# Task instructions:
Print the data exactly. Pictures stay out.

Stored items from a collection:
+---+
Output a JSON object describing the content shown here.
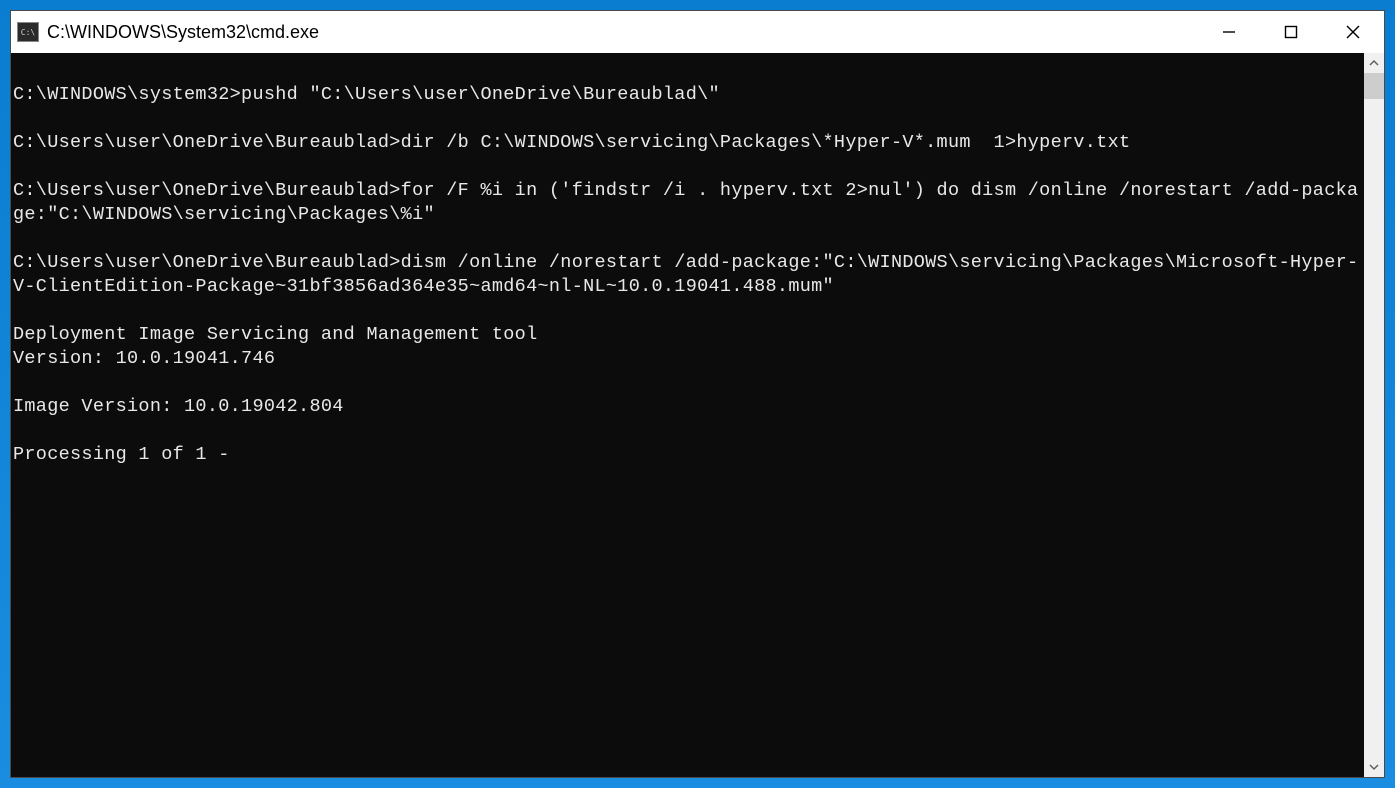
{
  "window": {
    "title": "C:\\WINDOWS\\System32\\cmd.exe"
  },
  "terminal": {
    "lines": [
      "",
      "C:\\WINDOWS\\system32>pushd \"C:\\Users\\user\\OneDrive\\Bureaublad\\\"",
      "",
      "C:\\Users\\user\\OneDrive\\Bureaublad>dir /b C:\\WINDOWS\\servicing\\Packages\\*Hyper-V*.mum  1>hyperv.txt",
      "",
      "C:\\Users\\user\\OneDrive\\Bureaublad>for /F %i in ('findstr /i . hyperv.txt 2>nul') do dism /online /norestart /add-package:\"C:\\WINDOWS\\servicing\\Packages\\%i\"",
      "",
      "C:\\Users\\user\\OneDrive\\Bureaublad>dism /online /norestart /add-package:\"C:\\WINDOWS\\servicing\\Packages\\Microsoft-Hyper-V-ClientEdition-Package~31bf3856ad364e35~amd64~nl-NL~10.0.19041.488.mum\"",
      "",
      "Deployment Image Servicing and Management tool",
      "Version: 10.0.19041.746",
      "",
      "Image Version: 10.0.19042.804",
      "",
      "Processing 1 of 1 -"
    ]
  }
}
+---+
# Reply to the exercise:
Output a JSON object describing the content shown here.
{
  "window": {
    "title": "C:\\WINDOWS\\System32\\cmd.exe"
  },
  "terminal": {
    "lines": [
      "",
      "C:\\WINDOWS\\system32>pushd \"C:\\Users\\user\\OneDrive\\Bureaublad\\\"",
      "",
      "C:\\Users\\user\\OneDrive\\Bureaublad>dir /b C:\\WINDOWS\\servicing\\Packages\\*Hyper-V*.mum  1>hyperv.txt",
      "",
      "C:\\Users\\user\\OneDrive\\Bureaublad>for /F %i in ('findstr /i . hyperv.txt 2>nul') do dism /online /norestart /add-package:\"C:\\WINDOWS\\servicing\\Packages\\%i\"",
      "",
      "C:\\Users\\user\\OneDrive\\Bureaublad>dism /online /norestart /add-package:\"C:\\WINDOWS\\servicing\\Packages\\Microsoft-Hyper-V-ClientEdition-Package~31bf3856ad364e35~amd64~nl-NL~10.0.19041.488.mum\"",
      "",
      "Deployment Image Servicing and Management tool",
      "Version: 10.0.19041.746",
      "",
      "Image Version: 10.0.19042.804",
      "",
      "Processing 1 of 1 -"
    ]
  }
}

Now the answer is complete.